Roy's rejection of the then modern style of painting and his foray into the realm of Bengali folk paintings marked a new beginning in the history of Indian modern art. The mother and child, Radha, and animals were painted in simple two-dimensional forms, with flat color application and an emphasis on the lines. The main subjects were often enclosed within decorative borders with motifs in the background. The figure of the Christ was also a subject that Roy often painted. 

Roy transformed the folk-inspired style into a personal idiom, through an intellectual simplification, very urban in character, revealing a sophisticated awareness of the laws of composition. His creativity had a sense of social-consciousness and through the trajectories of Bengal folk aesthetics, he created note-worthy paintings which represented the Indian identity.

Roy held several one-man exhibitions and numerous group shows. His works can be found in several private and public collections, institutions and museums all over the world, including the Lalit Kala Academy in Delhi and museums in Germany and the United States of America.

He was honored with the Padma Bhushan in 1955. Jamini Roy died in 1972 in Kolkata, where he had lived all his life.

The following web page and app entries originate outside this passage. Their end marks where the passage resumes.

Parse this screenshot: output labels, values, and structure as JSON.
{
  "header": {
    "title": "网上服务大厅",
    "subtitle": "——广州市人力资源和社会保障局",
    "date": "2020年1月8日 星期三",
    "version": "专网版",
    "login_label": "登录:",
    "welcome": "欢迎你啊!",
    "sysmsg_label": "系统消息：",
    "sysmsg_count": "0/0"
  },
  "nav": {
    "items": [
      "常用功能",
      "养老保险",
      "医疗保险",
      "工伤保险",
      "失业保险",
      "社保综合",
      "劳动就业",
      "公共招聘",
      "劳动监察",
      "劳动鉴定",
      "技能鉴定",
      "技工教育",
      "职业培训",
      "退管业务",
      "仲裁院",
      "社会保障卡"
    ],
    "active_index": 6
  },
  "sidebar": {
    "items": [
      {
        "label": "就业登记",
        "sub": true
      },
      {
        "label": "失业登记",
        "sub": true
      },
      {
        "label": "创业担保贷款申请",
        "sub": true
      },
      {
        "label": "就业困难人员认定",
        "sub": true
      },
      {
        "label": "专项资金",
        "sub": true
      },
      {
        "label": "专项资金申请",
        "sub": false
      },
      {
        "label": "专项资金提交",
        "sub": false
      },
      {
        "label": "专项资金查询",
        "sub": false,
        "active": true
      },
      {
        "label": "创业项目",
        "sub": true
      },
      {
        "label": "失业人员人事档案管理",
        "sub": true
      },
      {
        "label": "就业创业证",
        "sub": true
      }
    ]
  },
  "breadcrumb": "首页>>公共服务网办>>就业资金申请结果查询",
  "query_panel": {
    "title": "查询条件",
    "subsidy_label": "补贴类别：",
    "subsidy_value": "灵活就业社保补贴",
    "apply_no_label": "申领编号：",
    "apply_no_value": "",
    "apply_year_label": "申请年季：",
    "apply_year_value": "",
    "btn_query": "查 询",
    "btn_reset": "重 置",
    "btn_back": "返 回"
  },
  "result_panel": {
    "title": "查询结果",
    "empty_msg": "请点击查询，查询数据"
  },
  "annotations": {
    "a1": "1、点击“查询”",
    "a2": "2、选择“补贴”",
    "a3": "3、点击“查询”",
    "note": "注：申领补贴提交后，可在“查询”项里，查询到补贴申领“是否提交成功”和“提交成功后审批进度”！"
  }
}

Artwork for Sale

Garuda on Horseback
by Jamini Roy


30 X 37 inches

by Jamini Roy


39 X 22 inches